Health insurer Anthem Inc. has suffered a massive data breach after hackers gained access to a corporate database reportedly containing personal information on as many as 80 million of its current and former U.S. customers and employees.
As a result of the explosive growth in worldwide use of smart phones, mobile malware will play a much bigger role in fraud this year, predicts Daniel Cohen, a threat researcher for RSA, which just released its 2014 Cybercrime Roundup report.
An upcoming series of summits on fighting financial fraud and mitigating advanced persistent threats will provide timely insights from industry thought leaders on the critical steps to take to address emerging risks.
Russian and European malware and spam purveyors have been hijacking Internet routes. Pending a massive infrastructure upgrade, security experts warn that such attacks can be detected, but not easily blocked.
A new report claims that Russian hackers, using spear-phishing attacks, breached the Sony Pictures Entertainment network by November 2014. But it's not clear whether they were responsible for the "G.O.P." attacks attributed by the FBI to North Korea.
Gartner analyst Sid Deshpande portrays a positive picture of increased security spending, deployment of focused security technologies and a concerted approach to streamline security infrastructure in 2015.
Reflecting on the ramifications of the "Digital India" and "Make in India" initiatives, R Chandrasekhar, president of NASSCOM, says it is time for Indian lawmakers to adopt comprehensive privacy legislation.
President Obama says his proposed cybersecurity budget is designed to help prevent foreign nations or hackers from shutting down American networks, stealing trade secrets or invading the privacy of American families.
Hackers posing as women on Skype tricked Syrian opposition fighters into infecting their systems with malware, which furnished the hackers with "valuable insight into military operations," according to a new report from cybersecurity firm FireEye.
Recognizing the behavior of an intruder, rather than relying on digital signatures, will prove to be a better way to prevent hackers from pilfering data and creating havoc in IT systems, says Radware CEO Roy Zisapel.

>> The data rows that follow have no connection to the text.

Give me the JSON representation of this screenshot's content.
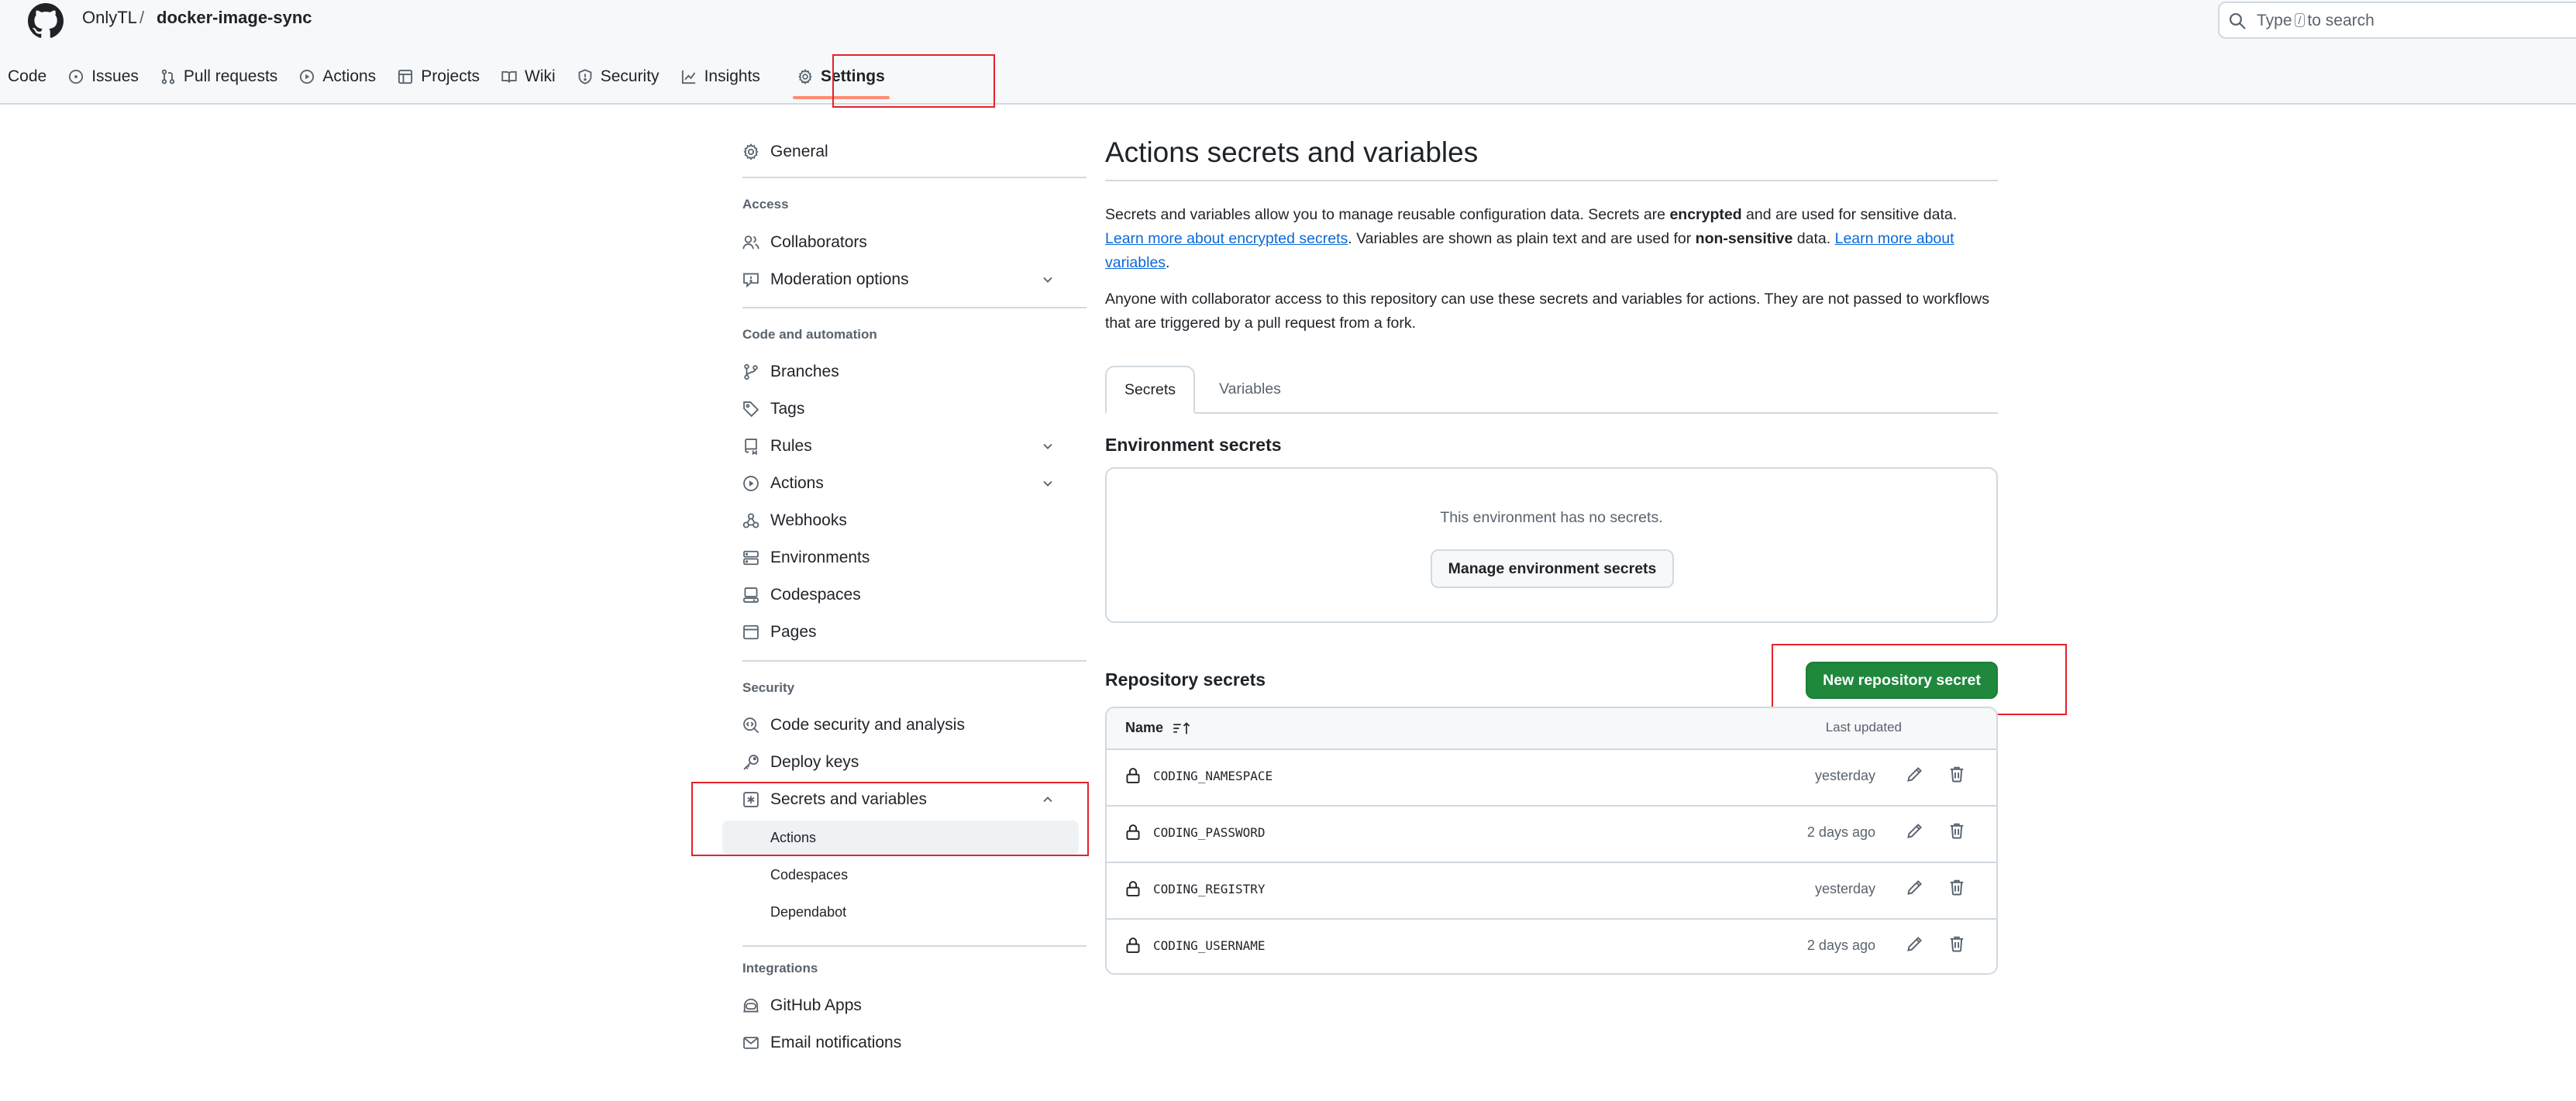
{
  "header": {
    "owner": "OnlyTL",
    "separator": "/",
    "repo": "docker-image-sync",
    "search_prefix": "Type",
    "search_key": "/",
    "search_suffix": "to search"
  },
  "tabs": [
    {
      "label": "Code",
      "icon": "code-icon"
    },
    {
      "label": "Issues",
      "icon": "issue-icon"
    },
    {
      "label": "Pull requests",
      "icon": "pull-request-icon"
    },
    {
      "label": "Actions",
      "icon": "play-icon"
    },
    {
      "label": "Projects",
      "icon": "table-icon"
    },
    {
      "label": "Wiki",
      "icon": "book-icon"
    },
    {
      "label": "Security",
      "icon": "shield-icon"
    },
    {
      "label": "Insights",
      "icon": "graph-icon"
    },
    {
      "label": "Settings",
      "icon": "gear-icon",
      "active": true
    }
  ],
  "sidebar": {
    "general": "General",
    "access_heading": "Access",
    "collaborators": "Collaborators",
    "moderation": "Moderation options",
    "code_heading": "Code and automation",
    "branches": "Branches",
    "tags": "Tags",
    "rules": "Rules",
    "actions": "Actions",
    "webhooks": "Webhooks",
    "environments": "Environments",
    "codespaces": "Codespaces",
    "pages": "Pages",
    "security_heading": "Security",
    "code_security": "Code security and analysis",
    "deploy_keys": "Deploy keys",
    "secrets_variables": "Secrets and variables",
    "sub_actions": "Actions",
    "sub_codespaces": "Codespaces",
    "sub_dependabot": "Dependabot",
    "integrations_heading": "Integrations",
    "github_apps": "GitHub Apps",
    "email_notifications": "Email notifications"
  },
  "main": {
    "title": "Actions secrets and variables",
    "intro": {
      "p1_a": "Secrets and variables allow you to manage reusable configuration data. Secrets are ",
      "p1_b": "encrypted",
      "p1_c": " and are used for sensitive data. ",
      "p1_link1": "Learn more about encrypted secrets",
      "p1_d": ". Variables are shown as plain text and are used for ",
      "p1_e": "non-sensitive",
      "p1_f": " data. ",
      "p1_link2": "Learn more about variables",
      "p1_g": ".",
      "p2": "Anyone with collaborator access to this repository can use these secrets and variables for actions. They are not passed to workflows that are triggered by a pull request from a fork."
    },
    "tab_secrets": "Secrets",
    "tab_variables": "Variables",
    "env_heading": "Environment secrets",
    "env_empty": "This environment has no secrets.",
    "env_button": "Manage environment secrets",
    "repo_heading": "Repository secrets",
    "new_button": "New repository secret",
    "col_name": "Name",
    "col_updated": "Last updated",
    "secrets": [
      {
        "name": "CODING_NAMESPACE",
        "updated": "yesterday"
      },
      {
        "name": "CODING_PASSWORD",
        "updated": "2 days ago"
      },
      {
        "name": "CODING_REGISTRY",
        "updated": "yesterday"
      },
      {
        "name": "CODING_USERNAME",
        "updated": "2 days ago"
      }
    ]
  },
  "colors": {
    "primary": "#1f883d",
    "link": "#0969da",
    "highlight": "#e5222a",
    "tab_underline": "#fd8c73"
  }
}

Even a few weeks after the RBI announced its plan to consider removal of the two-factor authentication requirement for small-value transactions, security critics continue to react strongly against the notion.